U-204 took part in three wolfpacks, namely.

  • West (5–16 June 1941)
  • Kurfürst (16–20 June 1941)
  • Breslau (5–19 October 1941)

Summary of raiding history[edit]

Date Ship Name Nationality Tonnage[Note 1] Fate[6]
31 May 1941 Holsteinn  Iceland 16 Sunk
10 June 1941 Mercier  Belgium 7,886 Sunk
19 August 1941 HNoMS Bath  Royal Norwegian Navy 1,060 Sunk
14 October 1941 Aingeru Guardakoa  Spain 300 Sunk
19 October 1941 Inverlee  United Kingdom 9,158 Sunk

References[edit]

Notes[edit]
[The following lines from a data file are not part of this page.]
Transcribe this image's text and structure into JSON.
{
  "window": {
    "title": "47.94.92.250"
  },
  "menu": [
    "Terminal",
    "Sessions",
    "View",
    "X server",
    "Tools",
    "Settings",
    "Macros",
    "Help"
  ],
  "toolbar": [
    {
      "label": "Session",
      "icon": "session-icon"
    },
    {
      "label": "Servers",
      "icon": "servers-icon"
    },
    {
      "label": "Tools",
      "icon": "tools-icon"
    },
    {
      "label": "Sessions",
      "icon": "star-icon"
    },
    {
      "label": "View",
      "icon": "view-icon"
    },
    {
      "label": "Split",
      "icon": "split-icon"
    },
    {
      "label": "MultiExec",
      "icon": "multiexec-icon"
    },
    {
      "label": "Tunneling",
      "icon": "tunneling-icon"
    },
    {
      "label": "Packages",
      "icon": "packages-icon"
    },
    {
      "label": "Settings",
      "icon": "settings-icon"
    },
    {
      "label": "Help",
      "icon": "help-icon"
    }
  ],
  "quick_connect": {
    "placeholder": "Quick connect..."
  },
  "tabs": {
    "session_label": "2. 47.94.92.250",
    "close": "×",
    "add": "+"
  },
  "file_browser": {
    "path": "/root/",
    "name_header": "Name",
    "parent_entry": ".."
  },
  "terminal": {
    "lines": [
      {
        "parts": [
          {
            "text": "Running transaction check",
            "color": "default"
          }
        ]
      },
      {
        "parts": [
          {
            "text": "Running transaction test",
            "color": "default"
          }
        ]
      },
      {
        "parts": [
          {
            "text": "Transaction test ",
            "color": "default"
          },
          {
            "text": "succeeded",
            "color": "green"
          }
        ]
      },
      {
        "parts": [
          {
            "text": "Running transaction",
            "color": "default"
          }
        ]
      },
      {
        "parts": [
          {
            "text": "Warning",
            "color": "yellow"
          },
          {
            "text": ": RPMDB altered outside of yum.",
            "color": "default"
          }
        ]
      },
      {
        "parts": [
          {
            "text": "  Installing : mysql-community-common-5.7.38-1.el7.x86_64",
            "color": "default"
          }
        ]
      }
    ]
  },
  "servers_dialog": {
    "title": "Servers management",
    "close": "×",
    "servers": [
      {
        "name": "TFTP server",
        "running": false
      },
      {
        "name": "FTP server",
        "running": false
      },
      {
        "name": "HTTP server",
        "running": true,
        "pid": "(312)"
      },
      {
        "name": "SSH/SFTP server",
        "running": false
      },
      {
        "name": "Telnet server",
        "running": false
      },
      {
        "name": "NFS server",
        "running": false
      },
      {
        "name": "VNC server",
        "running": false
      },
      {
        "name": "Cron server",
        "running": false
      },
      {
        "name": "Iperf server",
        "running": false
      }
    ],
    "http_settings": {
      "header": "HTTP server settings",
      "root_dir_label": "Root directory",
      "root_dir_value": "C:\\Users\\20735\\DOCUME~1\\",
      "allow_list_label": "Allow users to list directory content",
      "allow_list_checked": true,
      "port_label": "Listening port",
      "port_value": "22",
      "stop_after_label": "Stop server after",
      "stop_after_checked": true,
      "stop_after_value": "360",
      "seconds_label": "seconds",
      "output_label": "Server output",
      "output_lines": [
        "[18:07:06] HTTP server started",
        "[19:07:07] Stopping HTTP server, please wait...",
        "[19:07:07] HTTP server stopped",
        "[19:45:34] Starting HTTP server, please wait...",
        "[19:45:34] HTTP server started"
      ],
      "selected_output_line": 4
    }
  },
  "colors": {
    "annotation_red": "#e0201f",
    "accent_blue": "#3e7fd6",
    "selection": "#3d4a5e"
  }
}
  1. ^ Merchant ship tonnages are in gross register tons. Military vessels are listed by tons displacement.

Citations[edit]
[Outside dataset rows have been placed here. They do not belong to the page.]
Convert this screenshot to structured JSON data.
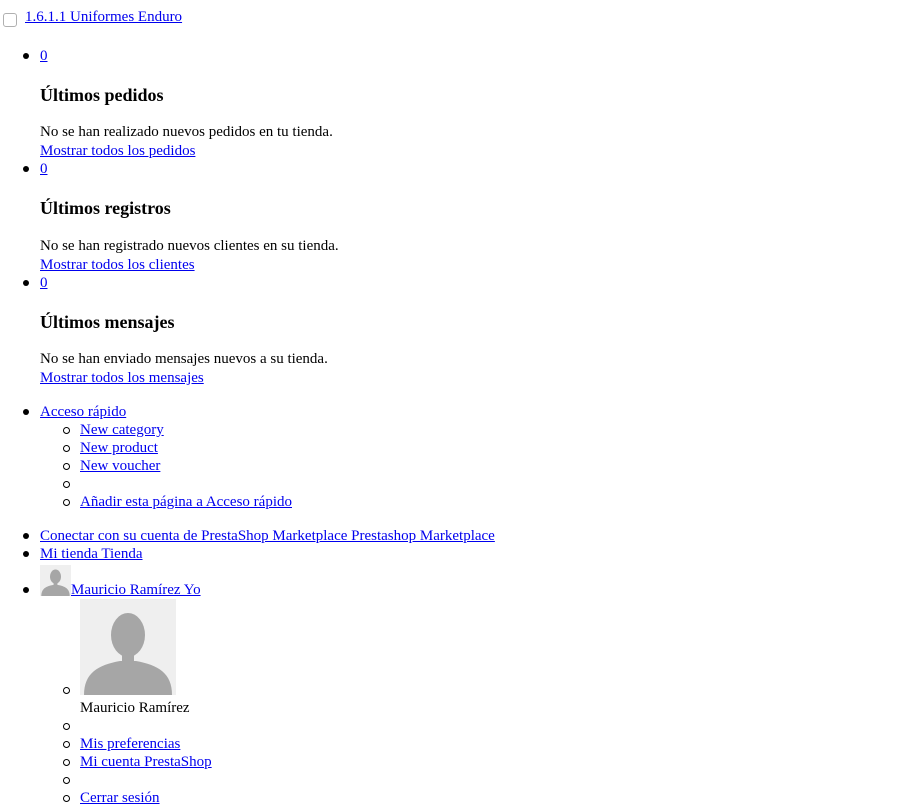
{
  "header": {
    "version_link": "1.6.1.1 Uniformes Enduro"
  },
  "notifications": [
    {
      "count": "0",
      "title": "Últimos pedidos",
      "empty_text": "No se han realizado nuevos pedidos en tu tienda.",
      "link": "Mostrar todos los pedidos"
    },
    {
      "count": "0",
      "title": "Últimos registros",
      "empty_text": "No se han registrado nuevos clientes en su tienda.",
      "link": "Mostrar todos los clientes"
    },
    {
      "count": "0",
      "title": "Últimos mensajes",
      "empty_text": "No se han enviado mensajes nuevos a su tienda.",
      "link": "Mostrar todos los mensajes"
    }
  ],
  "quick_access": {
    "label": "Acceso rápido",
    "items": [
      "New category",
      "New product",
      "New voucher",
      "",
      "Añadir esta página a Acceso rápido"
    ]
  },
  "marketplace_link": "Conectar con su cuenta de PrestaShop Marketplace Prestashop Marketplace",
  "shop_link": "Mi tienda Tienda",
  "employee": {
    "link": " Mauricio Ramírez Yo",
    "name": "Mauricio Ramírez",
    "preferences": " Mis preferencias",
    "prestashop_account": " Mi cuenta PrestaShop",
    "logout": " Cerrar sesión"
  },
  "icons": {
    "avatar": "user-silhouette-icon",
    "checkbox": "checkbox-icon"
  }
}
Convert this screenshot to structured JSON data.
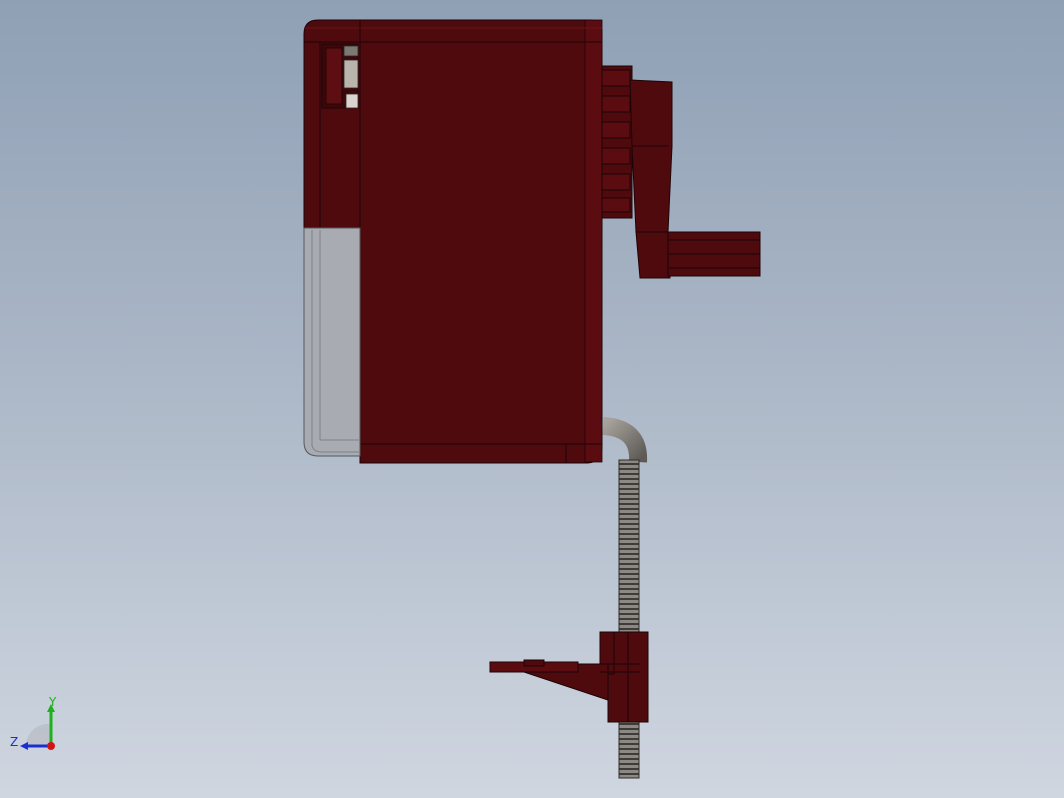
{
  "viewport": {
    "background_top": "#8fa0b5",
    "background_bottom": "#cfd6e0"
  },
  "model": {
    "body_color": "#4e0a0d",
    "edge_color": "#1f0406",
    "window_color": "#a8acb2",
    "threaded_rod_color": "#6d6a66"
  },
  "triad": {
    "x_color": "#d21414",
    "y_color": "#1fb01f",
    "z_color": "#1a2fd0",
    "y_label": "Y",
    "z_label": "Z"
  }
}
  1. ^ Helgason, Guðmundur. "The Type VIIC boat U-204". German U-boats of WWII - uboat.net. Retrieved 23 July 2012. 
  2. ^ Helgason, Guðmundur. "Patrols by U-204". German U-boats of WWII - uboat.net. Retrieved 23 July 2012. 
  3. ^ a b c d Gröner 1991, pp. 43-46.
  4. ^ "HMS Wanderer (D74)". Naval-history.net. Retrieved 16 Jan 2013. 
  5. ^ Edwards (2009), p.22-23
  6. ^ Helgason, Guðmundur. "Ships hit by U-204". German U-boats of WWII - uboat.net. Retrieved 9 December 2014. 

Bibliography[edit]

  • Busch, Rainer; Röll, Hans-Joachim (1999). Deutsche U-Boot-Verluste von September 1939 bis Mai 1945. Der U-Boot-Krieg (in German) IV (Hamburg, Berlin, Bonn: Mittler). ISBN 3-8132-0514-2. 
  • Edwards, Bernard (2009). The Cruel Sea Retold. South Yorkshire: Pen & Sword Military. ISBN 978-1-84415-863-8. 
  • Gröner, Erich; Jung, Dieter; Maass, Martin (1991). U-boats and Mine Warfare Vessels. German Warships 1815–1945 2. Translated by Thomas, Keith; Magowan, Rachel (London: Conway Maritime Press). ISBN 0-85177-593-4. 

External links[edit]

  • Helgason, Guðmundur. "The Type VIIC boat U-204". German U-boats of WWII - uboat.net. Retrieved 9 December 2014. 
  • Hofmann, Markus. "U 204". Deutsche U-Boote 1935-1945 - u-boot-archiv.de (in German). Retrieved 9 December 2014. 

Coordinates: 35°46′N 6°02′W / 35.767°N 6.033°W / 35.767; -6.033